PloS one 2018 01 0513(1) e0190649 doi 10.1371/journal.pone.0190649
Febrile infants younger than 3 months old present a diagnostic dilemma to the emergency physician. We aim to describe a large population of febrile infants less than 3 months old presenting to a pediatric emergency department (ED) and to assess the performance of current heart rate guidelines in the prediction of serious infections (SI).
MATERIALS AND METHODS
We performed a retrospective review of febrile infants younger than 3 months old, between March 2015 and Feb 2016, in a large tertiary pediatric ED. We documented the primary outcome of SI for each infant, as well as the clinical findings, vital signs, and Severity Index Score (SIS). We assessed the performance of the Paediatric Canadian Triage and Acuity Scale (PaedCTAS), Advanced Pediatric Life Support (APLS) guidelines and Fleming normal reference values, using sensitivity, specificity, positive predictive value (PPV), negative predictive value (NPV) and area under receiver operating characteristics curve (AUC).
1057 infants were analyzed, with 326 (30.6%) infants diagnosed with SI. High temperature, tachycardia, and low SIS score were significantly associated with SI. Item analysis showed that the SIS performance was driven by the presence of mottling (p = 0.003) and high temperature (p<0.001). The APLS guideline had the highest sensitivity (66.0%, 95% CI 60.5-71.1%), NPV (73.3%, 95% CI 69.7-76.5%) and AUC (0.538), while the PaedCTAS (2 standard deviation from normal) had the highest specificity (98.5%, 95% CI 97.3-99.3%) and PPV (55.2%, 95% CI 32.7-71.0%). CONCLUSIONS

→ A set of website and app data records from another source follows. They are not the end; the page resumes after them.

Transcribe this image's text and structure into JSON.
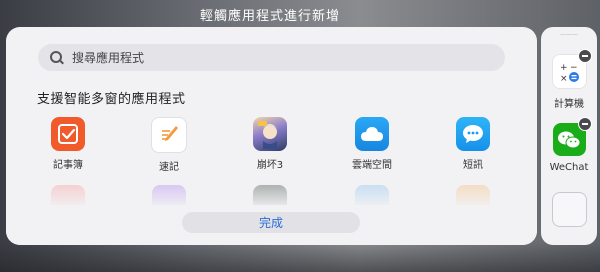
{
  "header": {
    "title": "輕觸應用程式進行新增"
  },
  "search": {
    "placeholder": "搜尋應用程式"
  },
  "section": {
    "title": "支援智能多窗的應用程式"
  },
  "apps": [
    {
      "label": "記事簿",
      "icon": "notes-icon",
      "color": "#f15a2a"
    },
    {
      "label": "速記",
      "icon": "quick-note-icon",
      "color": "#ffffff"
    },
    {
      "label": "崩坏3",
      "icon": "game-icon",
      "color": "#2b3d66"
    },
    {
      "label": "雲端空間",
      "icon": "cloud-icon",
      "color": "#1e9bf0"
    },
    {
      "label": "短訊",
      "icon": "message-icon",
      "color": "#1fa2f2"
    }
  ],
  "ghost_row_colors": [
    "#f7a0a0",
    "#b58cf0",
    "#4a5a4e",
    "#8fc3f0",
    "#f6c080"
  ],
  "done_button": {
    "label": "完成"
  },
  "side_panel": {
    "apps": [
      {
        "label": "計算機",
        "icon": "calculator-icon",
        "color": "#ffffff"
      },
      {
        "label": "WeChat",
        "icon": "wechat-icon",
        "color": "#1aad19"
      }
    ]
  }
}
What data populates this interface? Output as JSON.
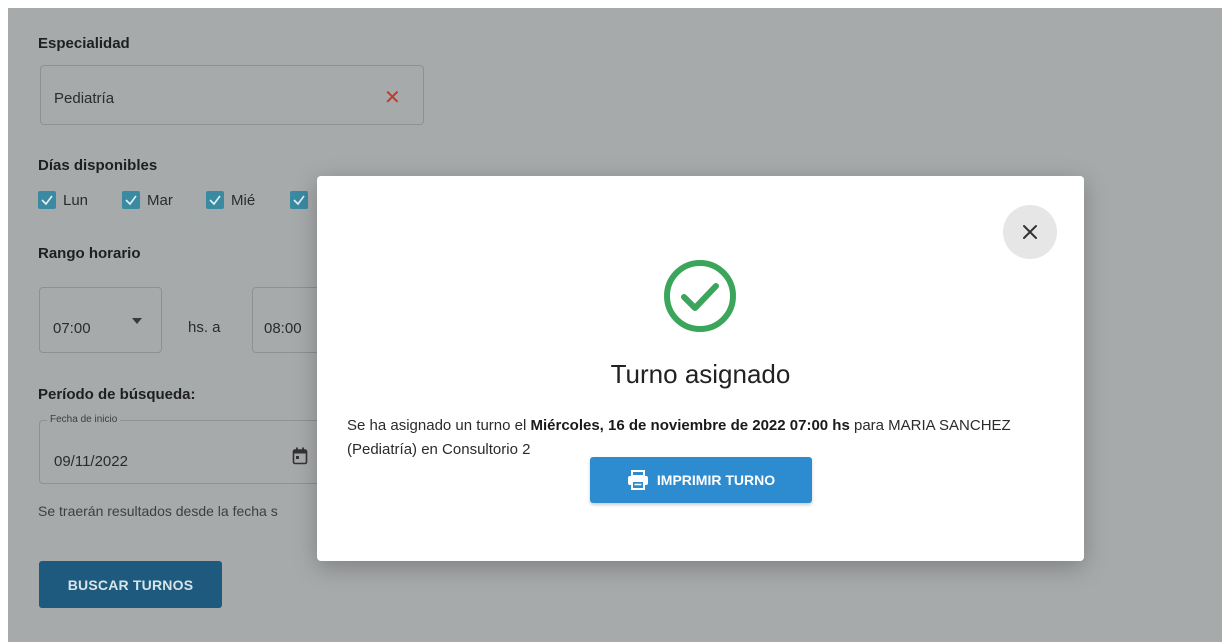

Current guidelines on infantile heart rates have a variable performance. In our study, the APLS heart rate guidelines performed with the highest sensitivity, but no individual guideline predicted for SIs satisfactorily.